** Records for this task **
* * *

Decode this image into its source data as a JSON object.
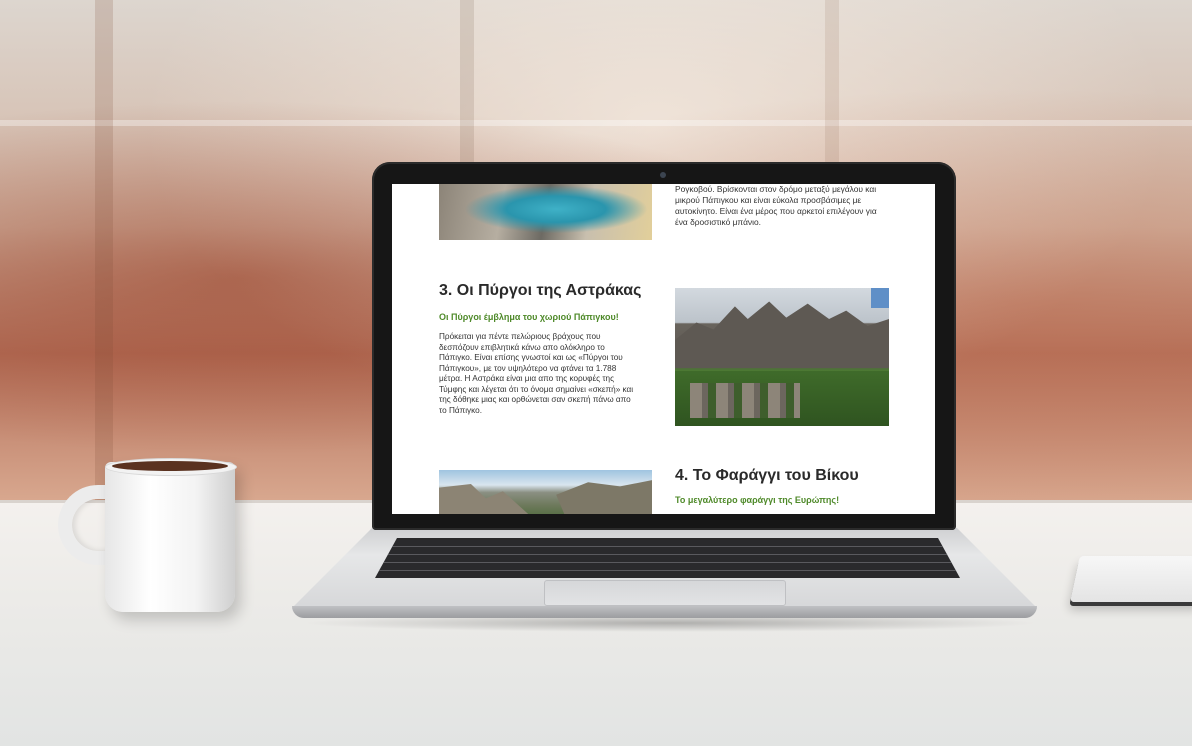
{
  "page": {
    "top_text": "Ρογκοβού. Βρίσκονται στον δρόμο μεταξύ μεγάλου και μικρού Πάπιγκου και είναι εύκολα προσβάσιμες με αυτοκίνητο. Είναι ένα μέρος που αρκετοί επιλέγουν για ένα δροσιστικό μπάνιο.",
    "sections": [
      {
        "title": "3. Οι Πύργοι της Αστράκας",
        "subtitle": "Οι Πύργοι έμβλημα του χωριού Πάπιγκου!",
        "body": "Πρόκειται για πέντε πελώριους βράχους που δεσπόζουν επιβλητικά κάνω απο ολόκληρο το Πάπιγκο. Είναι επίσης γνωστοί και ως «Πύργοι του Πάπιγκου», με τον υψηλότερο να φτάνει τα 1.788 μέτρα. Η Αστράκα είναι μια απο της κορυφές της Τύμφης και λέγεται ότι το όνομα σημαίνει «σκεπή» και της δόθηκε μιας και ορθώνεται σαν σκεπή πάνω απο το Πάπιγκο."
      },
      {
        "title": "4. Το Φαράγγι του Βίκου",
        "subtitle": "Το μεγαλύτερο φαράγγι της Ευρώπης!"
      }
    ]
  }
}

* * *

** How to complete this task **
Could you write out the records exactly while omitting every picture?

** Response area **
Decode this image into its source data as a JSON object.
{
  "page": {
    "top_text": "Ρογκοβού. Βρίσκονται στον δρόμο μεταξύ μεγάλου και μικρού Πάπιγκου και είναι εύκολα προσβάσιμες με αυτοκίνητο. Είναι ένα μέρος που αρκετοί επιλέγουν για ένα δροσιστικό μπάνιο.",
    "sections": [
      {
        "title": "3. Οι Πύργοι της Αστράκας",
        "subtitle": "Οι Πύργοι έμβλημα του χωριού Πάπιγκου!",
        "body": "Πρόκειται για πέντε πελώριους βράχους που δεσπόζουν επιβλητικά κάνω απο ολόκληρο το Πάπιγκο. Είναι επίσης γνωστοί και ως «Πύργοι του Πάπιγκου», με τον υψηλότερο να φτάνει τα 1.788 μέτρα. Η Αστράκα είναι μια απο της κορυφές της Τύμφης και λέγεται ότι το όνομα σημαίνει «σκεπή» και της δόθηκε μιας και ορθώνεται σαν σκεπή πάνω απο το Πάπιγκο."
      },
      {
        "title": "4. Το Φαράγγι του Βίκου",
        "subtitle": "Το μεγαλύτερο φαράγγι της Ευρώπης!"
      }
    ]
  }
}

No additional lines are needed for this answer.